- Is the kind of bombing in Syria different than that which is going to happen now in Iraq? That is, not that there are no targets left in Iraq but if the fighting shifts into the cities, such as Mosul, there may be different risks--more risks of hitting civilians. Is the Syrian air campaign seen as cleaner? I have no idea.
- The plan in Iraq is clear but hard--try to get the existing government to make deals with the Sunnis that bind them better than the last time. Not easy at all but an exit path. Bombing helps keep ISIS down, but lasting stability requires a deal of some kind. Syria? I have no idea. Bomb ISIS helps Assad, but not bombing ISIS in Syria helps ISIS in Iraq. Damn.
- I hate talk of exit strategies because it means you are far more focused on the getting out rather than the doing. But there is some need for some idea of what the strategy is here besides whacking moles. Attrition is probably not going to work too well.
- I do prefer renewing this thing a year at a time rather than every six months. Not just because the media time suck is then less frequent, but because none of the actors involved benefit from the spin cycle being that frequent.

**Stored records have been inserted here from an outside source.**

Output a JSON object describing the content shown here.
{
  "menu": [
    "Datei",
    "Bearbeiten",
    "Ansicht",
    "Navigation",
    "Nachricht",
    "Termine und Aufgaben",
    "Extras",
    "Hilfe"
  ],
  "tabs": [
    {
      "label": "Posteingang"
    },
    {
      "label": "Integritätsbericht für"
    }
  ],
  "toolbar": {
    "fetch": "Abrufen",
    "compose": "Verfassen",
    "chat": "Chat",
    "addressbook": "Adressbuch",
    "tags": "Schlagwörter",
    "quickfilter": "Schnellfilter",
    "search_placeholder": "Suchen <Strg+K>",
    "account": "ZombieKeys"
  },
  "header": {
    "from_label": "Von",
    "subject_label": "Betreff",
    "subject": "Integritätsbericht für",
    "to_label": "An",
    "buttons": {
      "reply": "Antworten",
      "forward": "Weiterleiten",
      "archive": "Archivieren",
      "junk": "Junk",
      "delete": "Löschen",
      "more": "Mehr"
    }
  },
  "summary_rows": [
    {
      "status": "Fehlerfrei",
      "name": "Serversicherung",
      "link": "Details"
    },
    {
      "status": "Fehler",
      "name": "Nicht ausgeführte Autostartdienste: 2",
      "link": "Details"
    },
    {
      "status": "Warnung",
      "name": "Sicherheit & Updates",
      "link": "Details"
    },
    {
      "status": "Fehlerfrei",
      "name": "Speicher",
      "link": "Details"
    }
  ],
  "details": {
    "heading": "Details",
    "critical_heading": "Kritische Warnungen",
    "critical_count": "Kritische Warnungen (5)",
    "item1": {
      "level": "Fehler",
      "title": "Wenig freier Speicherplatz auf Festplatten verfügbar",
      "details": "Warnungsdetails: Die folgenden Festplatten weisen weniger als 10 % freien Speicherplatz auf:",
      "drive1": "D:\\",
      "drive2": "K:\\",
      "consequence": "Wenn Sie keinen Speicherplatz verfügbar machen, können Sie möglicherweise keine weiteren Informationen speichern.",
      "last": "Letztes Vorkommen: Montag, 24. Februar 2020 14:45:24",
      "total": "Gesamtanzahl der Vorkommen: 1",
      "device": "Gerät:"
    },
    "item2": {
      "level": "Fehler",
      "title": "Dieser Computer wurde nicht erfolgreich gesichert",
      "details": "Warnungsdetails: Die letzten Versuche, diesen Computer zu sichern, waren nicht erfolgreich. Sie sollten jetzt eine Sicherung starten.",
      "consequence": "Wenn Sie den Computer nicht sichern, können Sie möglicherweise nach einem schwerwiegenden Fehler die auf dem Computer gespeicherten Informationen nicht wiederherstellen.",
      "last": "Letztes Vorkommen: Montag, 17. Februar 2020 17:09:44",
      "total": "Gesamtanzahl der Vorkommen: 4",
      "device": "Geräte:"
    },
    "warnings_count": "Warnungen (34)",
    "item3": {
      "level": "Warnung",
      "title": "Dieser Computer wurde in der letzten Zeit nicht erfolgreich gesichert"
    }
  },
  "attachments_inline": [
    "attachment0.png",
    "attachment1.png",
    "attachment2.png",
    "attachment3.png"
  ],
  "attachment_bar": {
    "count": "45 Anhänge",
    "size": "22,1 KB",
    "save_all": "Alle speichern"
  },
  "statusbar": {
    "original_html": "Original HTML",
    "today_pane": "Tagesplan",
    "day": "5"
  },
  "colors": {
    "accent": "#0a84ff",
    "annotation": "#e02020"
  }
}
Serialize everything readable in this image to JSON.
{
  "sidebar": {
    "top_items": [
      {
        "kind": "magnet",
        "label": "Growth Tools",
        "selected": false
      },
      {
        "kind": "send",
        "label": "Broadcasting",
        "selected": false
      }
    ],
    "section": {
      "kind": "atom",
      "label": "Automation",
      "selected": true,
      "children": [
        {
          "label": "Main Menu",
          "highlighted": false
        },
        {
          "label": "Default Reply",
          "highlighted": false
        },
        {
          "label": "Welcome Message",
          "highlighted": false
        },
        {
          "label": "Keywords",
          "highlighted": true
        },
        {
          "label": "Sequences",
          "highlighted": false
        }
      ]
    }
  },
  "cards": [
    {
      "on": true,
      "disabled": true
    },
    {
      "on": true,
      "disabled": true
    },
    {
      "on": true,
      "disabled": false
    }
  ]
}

- What will happen to public opinion now that the mission is expanded to Syria? The recent poll does not ask this. Given that ISIS is mighty unpopular here, especially after the events of October in Quebec and Ottawa, the best guess is that the public is not going to mind so much as long as it does not mean much more risk. Which gets back to whether the air strikes in Syria are qualitatively different than those in Iraq?
- I am not thrilled that there is not much of a learning curve when it comes to the language about ground forces: "Canada will not be participating in ground combat operations." I prefer the American language about enduring offensive operations. CANSOF are going to be doing combat, as they have already done so. They have fought when fired upon and put themselves into places where such stuff happens. They have participated in the air campaign by lasing ISIS targets, which means they are abetting combat from the ground. So, "ground combat ops" is a lousy description of what they are not doing. What they are not doing is engaging in an enduring offensive effort. If they want to foreswear raids (something that the American language clearly permits), then they can say that. Oy.
Tuesday, March 24, 2015
Canada Expands Its War: Qomments
The Nerdist broadcast has a thing called Qomments--questions and comments. Which pretty much captures what this post on the news du jour.